George Royce
6 months ago

Great news. Hopefully steel for the Canadian ships will be laid soon. Even more hopeful for NZ to buy a couple too.

JohnN
JohnN
6 months ago
Reply to  George Royce

I think we would all like to see the Kiwis with a pair of T26, especially if they were built here in Oz! (The expanded shipyard in SA has the physical capacity to build two at a time, not necessarily the manpower though). But realistically I can’t see that happening, I can’t see their Government stumping up the dollars for a pair of expensive high end frigates. The Kiwis will have to be a bit more creative with their spend, T31 is probably more likely to be within their budget, but I wouldn’t be surprised when the time comes, that… Read more »

George Royce
George Royce
6 months ago
Reply to  JohnN

I agree it’s most likely out of their budget. But T31 would be a great fit. Highly adaptive, general purpose, affordable platform, with great modern system and British build quality. They might want to make those in Oz though, but I think we should let them. CANZUK is really important to us now that we have left the EU, so hopefully this lights the spark and our relationships become stronger.

Challenger
Challenger
6 months ago
Reply to  George Royce

I agree that T31 would be a good fit for New Zealand.
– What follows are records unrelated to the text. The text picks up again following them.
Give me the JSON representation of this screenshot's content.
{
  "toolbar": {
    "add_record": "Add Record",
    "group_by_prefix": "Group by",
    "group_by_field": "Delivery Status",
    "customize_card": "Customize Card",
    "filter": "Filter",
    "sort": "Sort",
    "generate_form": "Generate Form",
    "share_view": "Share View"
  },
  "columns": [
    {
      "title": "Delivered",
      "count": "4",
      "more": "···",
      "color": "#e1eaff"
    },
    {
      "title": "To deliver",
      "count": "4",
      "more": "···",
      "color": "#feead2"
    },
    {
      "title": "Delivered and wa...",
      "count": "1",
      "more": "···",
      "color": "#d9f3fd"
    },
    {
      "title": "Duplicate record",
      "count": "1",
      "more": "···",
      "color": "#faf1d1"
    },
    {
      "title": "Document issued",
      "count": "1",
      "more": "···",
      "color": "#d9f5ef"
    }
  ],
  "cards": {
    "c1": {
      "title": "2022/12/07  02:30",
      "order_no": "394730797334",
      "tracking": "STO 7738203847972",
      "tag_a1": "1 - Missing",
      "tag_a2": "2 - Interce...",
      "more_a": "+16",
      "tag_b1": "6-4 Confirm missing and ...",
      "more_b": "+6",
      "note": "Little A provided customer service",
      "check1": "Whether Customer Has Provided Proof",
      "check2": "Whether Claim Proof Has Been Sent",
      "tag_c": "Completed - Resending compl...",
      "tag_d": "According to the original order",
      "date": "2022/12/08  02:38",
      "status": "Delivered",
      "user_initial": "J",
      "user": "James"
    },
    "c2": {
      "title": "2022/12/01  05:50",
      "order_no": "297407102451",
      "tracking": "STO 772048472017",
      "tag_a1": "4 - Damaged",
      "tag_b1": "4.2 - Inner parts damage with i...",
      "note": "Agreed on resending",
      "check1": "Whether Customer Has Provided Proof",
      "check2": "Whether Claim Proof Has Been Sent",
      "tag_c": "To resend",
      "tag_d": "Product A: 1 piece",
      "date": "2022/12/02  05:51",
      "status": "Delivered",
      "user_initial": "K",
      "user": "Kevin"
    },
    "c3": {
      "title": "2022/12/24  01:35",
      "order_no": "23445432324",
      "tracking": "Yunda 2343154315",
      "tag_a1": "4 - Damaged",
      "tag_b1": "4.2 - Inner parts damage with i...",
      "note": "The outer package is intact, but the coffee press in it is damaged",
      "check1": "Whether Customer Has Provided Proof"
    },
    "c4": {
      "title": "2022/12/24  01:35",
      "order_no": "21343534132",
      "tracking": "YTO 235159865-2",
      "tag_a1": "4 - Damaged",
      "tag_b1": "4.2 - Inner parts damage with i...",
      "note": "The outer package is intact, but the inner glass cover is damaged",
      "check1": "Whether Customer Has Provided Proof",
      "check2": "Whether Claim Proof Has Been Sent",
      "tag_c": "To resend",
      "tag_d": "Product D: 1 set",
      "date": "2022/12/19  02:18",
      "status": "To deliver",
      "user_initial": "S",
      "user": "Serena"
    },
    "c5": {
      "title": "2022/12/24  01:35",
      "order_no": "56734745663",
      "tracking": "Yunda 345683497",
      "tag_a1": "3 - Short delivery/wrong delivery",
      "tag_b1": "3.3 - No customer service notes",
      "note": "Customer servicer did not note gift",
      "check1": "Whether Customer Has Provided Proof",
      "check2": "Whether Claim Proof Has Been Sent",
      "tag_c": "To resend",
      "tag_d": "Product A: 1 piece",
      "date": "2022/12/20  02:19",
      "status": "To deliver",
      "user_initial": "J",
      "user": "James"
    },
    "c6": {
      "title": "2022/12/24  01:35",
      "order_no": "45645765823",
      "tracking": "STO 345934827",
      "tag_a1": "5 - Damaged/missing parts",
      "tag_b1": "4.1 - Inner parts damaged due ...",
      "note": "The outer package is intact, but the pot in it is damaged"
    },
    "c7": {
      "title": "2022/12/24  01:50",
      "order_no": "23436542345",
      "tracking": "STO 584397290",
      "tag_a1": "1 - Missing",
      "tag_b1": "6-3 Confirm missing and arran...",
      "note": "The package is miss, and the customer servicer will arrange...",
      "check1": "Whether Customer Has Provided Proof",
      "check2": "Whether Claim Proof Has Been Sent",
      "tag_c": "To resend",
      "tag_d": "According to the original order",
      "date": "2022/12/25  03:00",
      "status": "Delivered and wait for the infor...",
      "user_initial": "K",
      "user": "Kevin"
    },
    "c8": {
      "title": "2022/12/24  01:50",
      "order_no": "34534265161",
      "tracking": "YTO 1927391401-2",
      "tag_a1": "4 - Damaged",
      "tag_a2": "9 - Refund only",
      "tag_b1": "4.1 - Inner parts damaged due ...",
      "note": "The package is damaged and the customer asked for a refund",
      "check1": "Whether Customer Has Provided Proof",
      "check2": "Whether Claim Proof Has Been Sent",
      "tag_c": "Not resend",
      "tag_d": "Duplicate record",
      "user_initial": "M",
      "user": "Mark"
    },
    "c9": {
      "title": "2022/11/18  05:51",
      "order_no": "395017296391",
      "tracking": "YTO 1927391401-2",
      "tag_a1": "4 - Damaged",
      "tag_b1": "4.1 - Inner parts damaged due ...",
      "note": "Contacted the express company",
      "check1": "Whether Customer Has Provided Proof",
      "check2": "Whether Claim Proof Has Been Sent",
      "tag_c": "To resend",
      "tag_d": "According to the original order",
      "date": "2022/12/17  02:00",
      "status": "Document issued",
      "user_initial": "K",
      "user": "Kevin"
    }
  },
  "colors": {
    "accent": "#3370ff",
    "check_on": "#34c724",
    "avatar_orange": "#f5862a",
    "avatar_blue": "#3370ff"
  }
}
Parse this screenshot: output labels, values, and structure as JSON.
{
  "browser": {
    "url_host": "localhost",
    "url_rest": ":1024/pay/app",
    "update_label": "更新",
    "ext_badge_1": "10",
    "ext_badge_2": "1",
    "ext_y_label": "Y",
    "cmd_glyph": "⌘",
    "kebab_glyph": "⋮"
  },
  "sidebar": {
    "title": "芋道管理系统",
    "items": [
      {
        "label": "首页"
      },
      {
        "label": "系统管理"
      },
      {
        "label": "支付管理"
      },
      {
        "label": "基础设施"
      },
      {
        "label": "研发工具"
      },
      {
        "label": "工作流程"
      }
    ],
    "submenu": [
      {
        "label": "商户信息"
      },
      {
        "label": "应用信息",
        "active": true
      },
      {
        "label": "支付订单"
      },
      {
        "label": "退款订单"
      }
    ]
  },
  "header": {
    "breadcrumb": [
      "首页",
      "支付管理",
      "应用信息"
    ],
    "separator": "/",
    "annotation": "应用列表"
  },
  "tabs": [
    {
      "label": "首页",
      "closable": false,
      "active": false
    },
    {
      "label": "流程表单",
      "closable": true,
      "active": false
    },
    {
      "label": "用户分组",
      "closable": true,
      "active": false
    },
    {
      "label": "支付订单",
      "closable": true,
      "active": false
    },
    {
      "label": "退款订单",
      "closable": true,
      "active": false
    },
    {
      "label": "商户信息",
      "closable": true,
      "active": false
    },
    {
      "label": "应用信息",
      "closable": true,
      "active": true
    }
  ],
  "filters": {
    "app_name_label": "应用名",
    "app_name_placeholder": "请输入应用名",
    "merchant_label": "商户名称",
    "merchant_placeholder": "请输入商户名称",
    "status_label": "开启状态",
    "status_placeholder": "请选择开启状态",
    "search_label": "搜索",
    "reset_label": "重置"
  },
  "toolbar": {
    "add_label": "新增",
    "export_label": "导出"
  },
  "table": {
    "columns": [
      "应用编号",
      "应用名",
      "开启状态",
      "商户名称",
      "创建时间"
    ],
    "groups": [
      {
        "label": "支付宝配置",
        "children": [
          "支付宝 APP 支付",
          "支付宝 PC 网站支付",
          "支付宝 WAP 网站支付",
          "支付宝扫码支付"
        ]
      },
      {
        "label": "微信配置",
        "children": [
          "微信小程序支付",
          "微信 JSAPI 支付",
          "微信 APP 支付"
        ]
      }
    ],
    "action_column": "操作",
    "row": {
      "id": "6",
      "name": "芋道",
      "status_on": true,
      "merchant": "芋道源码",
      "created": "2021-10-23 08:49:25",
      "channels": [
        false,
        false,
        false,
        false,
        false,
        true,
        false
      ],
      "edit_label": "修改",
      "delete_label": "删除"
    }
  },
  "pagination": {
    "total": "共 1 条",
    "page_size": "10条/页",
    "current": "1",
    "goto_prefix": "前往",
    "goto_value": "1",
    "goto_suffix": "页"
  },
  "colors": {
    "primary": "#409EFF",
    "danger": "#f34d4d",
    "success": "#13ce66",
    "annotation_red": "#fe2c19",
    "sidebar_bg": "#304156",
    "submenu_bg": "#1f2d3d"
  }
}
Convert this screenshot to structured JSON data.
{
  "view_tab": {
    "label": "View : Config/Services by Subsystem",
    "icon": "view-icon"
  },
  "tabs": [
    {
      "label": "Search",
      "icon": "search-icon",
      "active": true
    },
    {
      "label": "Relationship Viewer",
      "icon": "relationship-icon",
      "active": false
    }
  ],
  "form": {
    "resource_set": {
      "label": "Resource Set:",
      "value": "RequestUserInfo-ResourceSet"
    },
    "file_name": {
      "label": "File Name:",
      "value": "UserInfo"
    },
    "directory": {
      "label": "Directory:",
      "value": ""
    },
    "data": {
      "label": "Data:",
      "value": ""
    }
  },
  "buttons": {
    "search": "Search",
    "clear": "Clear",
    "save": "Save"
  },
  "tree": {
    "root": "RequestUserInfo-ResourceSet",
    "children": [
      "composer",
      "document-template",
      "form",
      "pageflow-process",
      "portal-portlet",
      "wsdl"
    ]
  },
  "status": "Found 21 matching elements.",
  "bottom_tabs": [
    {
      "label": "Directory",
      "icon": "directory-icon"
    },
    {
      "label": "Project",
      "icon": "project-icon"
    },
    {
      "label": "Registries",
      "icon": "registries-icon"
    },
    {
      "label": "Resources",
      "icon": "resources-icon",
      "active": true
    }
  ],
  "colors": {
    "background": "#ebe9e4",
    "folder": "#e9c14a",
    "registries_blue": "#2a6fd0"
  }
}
It’s such an adaptable design with dozens of sensor and weapon options that they can still dovetail on various bits of Hunter Class procurement but deployed on a much more general purpose and affordable hull.

D J
D J
6 months ago
Reply to  Challenger

Whatever NZ buys they need to buy 3 of. Of NZ’s last 2 buys being from SK, they were large ships not currently built in Australia (hence Australia buying it’s own AOR’s from Spain). Frigate builds though can be carried out at either Osbourne (SA) or Civmec (WA). NZ companies have been involved in Australian shipbuilding since the joint Anzac class builds if not before. Money spent in SK is gone. Money spent in Australia is never quite gone.

dan
dan
6 months ago

The Aussie’s are taking their own defense very seriously with this and all the other defense acquisitions they are making. Germany could learn a thing or 2 from them but am not holding my breath…..

Dern
Dern
6 months ago
Reply to  dan

The UK even more so.

JohnN
JohnN
6 months ago
Reply to  Dern

Dern, have a look at the link in my post to Dan, cheers

George Royce
George Royce
6 months ago
Reply to  Dern

Indeed

JohnN
JohnN
6 months ago
Reply to  dan

Dan, yes the Government here in Australia is taking defence policy and spending seriously (and fortunately there is a bipartisan approach from the two major political parties too). You may be interested in having a read of this (released mid this year), it is the 2020 Strategic Defence Update & 2020 Force Structure Plan, a lot of detailed information: https://www1.defence.gov.au/strategy-policy/strategic-update-2020 It shows policy, capabilities, projects and spending for the next 10 years. Spending has been ‘de-linked’ from GDP and is now above 2% and will stay above too. This financial year, 2020-22, defence spending is A$42.151B and will rise to… Read more »